Safety in industrial facilities in Illinois and other states continues to be a concern among authorities. Although more automation involves fewer human workers, some of those who remain in manufacturing plants work with sophisticated but complex machinery that could cause severe injuries. Unfortunately, many business owners encourage cultures that prioritize profits over safety without realizing that manufacturing accidents can jeopardize productivity — and ultimately profits.
Employees who see their employers value safety cultures will follow suit, and if business owners hire supervisors with similar safety values, workers will feel as if they are only evaluated solely on their production abilities. The necessary safety precautions must be in place, including lockout/tagout devices on all equipment to prevent accidental start ups during maintenance or service of machines. Also the appropriate fall protection and guard rails along with shields to protect workers from being struck by working machine parts.
Utilizing the necessary safety devices will be more effective if such installations ease the flow of the work. For example, a worker will sooner de-energize a machine before cleaning it if the switch is right there rather than on the other side of the building. Along with a written list of safety protocols and procedures, continuous communication and training must form part of the safety routine. Although awarding safe work can be beneficial, care must be taken that such awards do not deter the report of injuries or accidents.
Tragic manufacturing accidents can be prevented by strong safety commitments by management and employees of industrial companies. Such incidents can ruin not only business success but also the lives of workers who may suffer permanent disabilities or worse. In the unfortunate event of such an incident, injured victims will be entitled to pursue financial help through the Illinois workers’ compensation insurance program. Benefits typically provide coverage for medical expenses and lost wages.
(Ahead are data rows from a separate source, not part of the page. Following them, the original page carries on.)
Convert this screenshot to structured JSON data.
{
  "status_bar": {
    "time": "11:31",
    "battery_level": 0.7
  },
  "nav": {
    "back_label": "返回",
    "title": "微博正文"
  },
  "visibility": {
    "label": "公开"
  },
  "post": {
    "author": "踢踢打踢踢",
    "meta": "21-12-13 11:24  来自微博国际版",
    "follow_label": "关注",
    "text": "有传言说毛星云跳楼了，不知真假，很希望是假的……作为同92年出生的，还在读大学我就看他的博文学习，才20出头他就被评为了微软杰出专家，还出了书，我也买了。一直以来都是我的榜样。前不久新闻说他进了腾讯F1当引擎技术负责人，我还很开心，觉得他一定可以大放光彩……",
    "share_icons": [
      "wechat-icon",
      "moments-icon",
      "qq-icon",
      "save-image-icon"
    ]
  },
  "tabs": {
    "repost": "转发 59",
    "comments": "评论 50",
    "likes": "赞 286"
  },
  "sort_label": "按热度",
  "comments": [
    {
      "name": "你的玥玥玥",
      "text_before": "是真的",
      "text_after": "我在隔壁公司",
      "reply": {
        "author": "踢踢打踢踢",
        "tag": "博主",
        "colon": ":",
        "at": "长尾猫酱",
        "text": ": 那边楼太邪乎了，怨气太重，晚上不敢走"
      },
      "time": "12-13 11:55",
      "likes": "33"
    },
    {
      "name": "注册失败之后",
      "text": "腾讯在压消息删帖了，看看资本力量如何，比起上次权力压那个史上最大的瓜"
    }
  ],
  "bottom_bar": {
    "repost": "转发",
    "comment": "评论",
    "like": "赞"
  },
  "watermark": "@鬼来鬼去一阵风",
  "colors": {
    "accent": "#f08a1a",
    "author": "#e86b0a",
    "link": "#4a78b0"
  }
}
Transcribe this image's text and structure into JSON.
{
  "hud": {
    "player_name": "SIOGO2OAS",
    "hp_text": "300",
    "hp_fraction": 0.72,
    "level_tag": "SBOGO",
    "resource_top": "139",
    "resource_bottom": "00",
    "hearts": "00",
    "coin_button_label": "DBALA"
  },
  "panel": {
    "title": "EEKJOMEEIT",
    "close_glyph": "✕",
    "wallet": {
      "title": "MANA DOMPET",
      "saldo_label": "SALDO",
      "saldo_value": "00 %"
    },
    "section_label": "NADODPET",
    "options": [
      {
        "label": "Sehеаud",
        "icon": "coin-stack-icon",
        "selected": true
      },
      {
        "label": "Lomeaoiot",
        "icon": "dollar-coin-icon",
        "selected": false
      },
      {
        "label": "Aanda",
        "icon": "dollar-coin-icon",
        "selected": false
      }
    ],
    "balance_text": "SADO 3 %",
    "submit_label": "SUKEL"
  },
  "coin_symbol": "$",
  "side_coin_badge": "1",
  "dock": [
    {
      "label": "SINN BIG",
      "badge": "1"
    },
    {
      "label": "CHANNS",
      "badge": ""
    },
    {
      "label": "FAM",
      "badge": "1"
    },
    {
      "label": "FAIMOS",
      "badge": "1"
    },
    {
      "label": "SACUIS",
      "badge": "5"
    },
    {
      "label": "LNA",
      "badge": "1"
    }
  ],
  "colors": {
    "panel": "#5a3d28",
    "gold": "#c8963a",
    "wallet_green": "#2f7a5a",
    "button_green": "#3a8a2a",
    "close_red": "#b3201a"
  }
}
Source: impomag.com, “Five Ways To Reduce Manufacturing Safety Hazards”, Bill Kessler, July 21, 2017